He was unaware of how Edison had coped with his deafness. He knew only that the piano had once belonged to Edison — there was paperwork to establish its provenance.
Although he had hated his previous experience of America, Rachmaninov decided that his best chances of success were in the New World. In an effort to raise substantial funds to buy a home for his family, during the four months at the end of 1918 he gave forty concerts there and it was not long before the fledgling record companies took an interest in the great composer-pianist. No doubt, Rachmaninov saw recording as another source of considerable revenue possibilities. Perhaps because of his reputation as the inventor of recorded sound, Rachmaninov decided to accept Thomas Edison’s offer for whom he made his first recordings in April 1919 at the Edison recording studio on 5th Avenue and 16th Street in New York City. It is generally known today that Edison was not a connoisseur of classical music and at this time there were no front rank pianists in his catalogue. Edison could see the business rewards of having an artist such as Rachmaninov and at the same time expand his classical section with one of the greatest exponents of the piano

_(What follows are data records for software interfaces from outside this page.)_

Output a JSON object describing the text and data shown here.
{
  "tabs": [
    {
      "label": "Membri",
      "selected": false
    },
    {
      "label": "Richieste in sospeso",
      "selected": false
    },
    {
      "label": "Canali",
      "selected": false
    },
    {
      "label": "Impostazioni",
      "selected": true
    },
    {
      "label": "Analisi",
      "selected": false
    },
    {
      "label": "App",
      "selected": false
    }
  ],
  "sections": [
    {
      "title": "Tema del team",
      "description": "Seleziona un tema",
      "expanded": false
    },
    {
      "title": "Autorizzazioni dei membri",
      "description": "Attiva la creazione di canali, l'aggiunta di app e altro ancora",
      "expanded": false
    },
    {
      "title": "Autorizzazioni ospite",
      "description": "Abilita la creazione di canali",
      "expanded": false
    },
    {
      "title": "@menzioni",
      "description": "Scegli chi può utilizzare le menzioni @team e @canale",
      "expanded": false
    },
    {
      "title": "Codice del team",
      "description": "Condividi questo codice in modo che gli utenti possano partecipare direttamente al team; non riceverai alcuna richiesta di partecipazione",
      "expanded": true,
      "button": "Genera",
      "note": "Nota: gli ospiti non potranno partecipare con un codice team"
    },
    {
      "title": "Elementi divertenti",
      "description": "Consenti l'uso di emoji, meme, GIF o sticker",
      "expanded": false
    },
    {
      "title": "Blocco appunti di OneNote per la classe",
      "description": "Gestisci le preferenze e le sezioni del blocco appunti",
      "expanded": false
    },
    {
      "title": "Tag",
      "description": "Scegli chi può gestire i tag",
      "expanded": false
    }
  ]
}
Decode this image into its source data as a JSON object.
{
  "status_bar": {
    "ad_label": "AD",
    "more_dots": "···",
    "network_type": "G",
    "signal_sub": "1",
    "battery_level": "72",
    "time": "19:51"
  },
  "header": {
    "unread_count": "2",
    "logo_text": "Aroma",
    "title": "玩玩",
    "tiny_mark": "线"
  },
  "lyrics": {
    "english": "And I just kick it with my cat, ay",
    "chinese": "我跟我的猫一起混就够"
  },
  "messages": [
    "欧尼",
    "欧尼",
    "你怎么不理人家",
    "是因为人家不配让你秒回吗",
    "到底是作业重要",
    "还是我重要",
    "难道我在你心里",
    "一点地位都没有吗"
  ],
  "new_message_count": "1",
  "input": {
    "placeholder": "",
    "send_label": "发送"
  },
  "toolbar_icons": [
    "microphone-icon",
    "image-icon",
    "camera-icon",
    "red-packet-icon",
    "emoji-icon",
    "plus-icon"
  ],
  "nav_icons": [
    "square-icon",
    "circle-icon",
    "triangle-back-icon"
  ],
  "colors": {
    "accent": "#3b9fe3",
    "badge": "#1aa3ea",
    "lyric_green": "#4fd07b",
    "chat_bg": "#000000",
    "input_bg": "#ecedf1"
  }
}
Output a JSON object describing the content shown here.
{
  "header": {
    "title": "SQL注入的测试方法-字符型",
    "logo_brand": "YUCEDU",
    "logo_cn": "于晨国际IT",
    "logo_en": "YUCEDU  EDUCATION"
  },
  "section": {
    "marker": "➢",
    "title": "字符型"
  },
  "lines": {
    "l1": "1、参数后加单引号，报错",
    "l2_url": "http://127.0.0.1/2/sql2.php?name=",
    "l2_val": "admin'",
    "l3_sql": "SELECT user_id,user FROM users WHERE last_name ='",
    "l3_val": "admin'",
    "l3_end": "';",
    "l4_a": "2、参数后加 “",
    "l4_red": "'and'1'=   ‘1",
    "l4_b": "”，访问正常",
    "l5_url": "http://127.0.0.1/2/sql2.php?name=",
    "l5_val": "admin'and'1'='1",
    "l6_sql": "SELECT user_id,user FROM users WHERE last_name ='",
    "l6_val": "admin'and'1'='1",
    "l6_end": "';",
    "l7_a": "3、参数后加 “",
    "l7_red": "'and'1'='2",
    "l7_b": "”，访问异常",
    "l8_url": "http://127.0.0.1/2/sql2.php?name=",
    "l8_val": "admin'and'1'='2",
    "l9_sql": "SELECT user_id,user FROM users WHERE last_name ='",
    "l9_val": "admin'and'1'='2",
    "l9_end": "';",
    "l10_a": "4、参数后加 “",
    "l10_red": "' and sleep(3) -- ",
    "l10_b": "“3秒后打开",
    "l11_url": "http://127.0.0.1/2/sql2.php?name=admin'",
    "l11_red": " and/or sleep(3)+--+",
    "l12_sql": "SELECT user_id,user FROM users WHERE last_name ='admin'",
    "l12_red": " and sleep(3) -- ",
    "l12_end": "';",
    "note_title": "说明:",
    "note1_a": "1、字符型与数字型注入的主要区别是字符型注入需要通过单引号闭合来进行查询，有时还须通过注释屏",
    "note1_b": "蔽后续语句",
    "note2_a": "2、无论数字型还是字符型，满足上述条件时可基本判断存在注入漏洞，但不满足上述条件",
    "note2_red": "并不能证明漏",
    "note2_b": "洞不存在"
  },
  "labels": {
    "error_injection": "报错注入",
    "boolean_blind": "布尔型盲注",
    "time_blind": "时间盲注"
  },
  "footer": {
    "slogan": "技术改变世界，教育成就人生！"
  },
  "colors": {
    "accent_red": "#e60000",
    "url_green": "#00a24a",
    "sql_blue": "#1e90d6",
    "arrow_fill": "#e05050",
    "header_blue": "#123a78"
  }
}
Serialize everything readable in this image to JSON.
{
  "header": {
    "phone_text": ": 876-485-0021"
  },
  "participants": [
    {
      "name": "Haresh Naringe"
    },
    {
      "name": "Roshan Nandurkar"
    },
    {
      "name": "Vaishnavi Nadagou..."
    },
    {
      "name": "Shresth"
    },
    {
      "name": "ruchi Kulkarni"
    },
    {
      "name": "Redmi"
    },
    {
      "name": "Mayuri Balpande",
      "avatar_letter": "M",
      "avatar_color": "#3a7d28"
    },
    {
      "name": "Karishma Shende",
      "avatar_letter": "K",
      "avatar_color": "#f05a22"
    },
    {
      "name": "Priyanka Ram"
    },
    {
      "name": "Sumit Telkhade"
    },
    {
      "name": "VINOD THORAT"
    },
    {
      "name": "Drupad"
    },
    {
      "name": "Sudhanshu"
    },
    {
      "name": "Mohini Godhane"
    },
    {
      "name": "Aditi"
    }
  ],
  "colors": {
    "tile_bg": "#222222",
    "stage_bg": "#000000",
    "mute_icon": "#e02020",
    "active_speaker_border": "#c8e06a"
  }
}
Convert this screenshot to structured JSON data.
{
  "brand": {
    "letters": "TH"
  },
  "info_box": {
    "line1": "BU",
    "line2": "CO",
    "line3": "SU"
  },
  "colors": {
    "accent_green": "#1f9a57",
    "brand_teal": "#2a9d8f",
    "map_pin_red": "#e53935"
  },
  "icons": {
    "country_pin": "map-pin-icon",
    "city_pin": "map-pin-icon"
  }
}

Rachmaninoff made his first recordings for Edison Records on their “Diamond Disc” records, as at the time the Edison company had the best audio fidelity in recording the piano. Rachmaninoff did not consider himself a great pianist, and thought his own performances variable in quality. He therefore asked that only his recorded performances that he personally approved be commercially issued. The Edison Company, possibly through simple carelessness, issued multiple alternative takes of Rachmaninoff’s recordings (as was common in the gramophone record industry at the time for reasons of ease of mass production of records from multiple masters). Rachmaninoff was angered, left Edison, and thereafter recorded for the Victor Talking Machine Company (and later its successor, RCA Victor), which was pleased to abide by Rachmaninoff’s restrictions and proudly advertised him as one of the great artists who recorded for the Victor Company.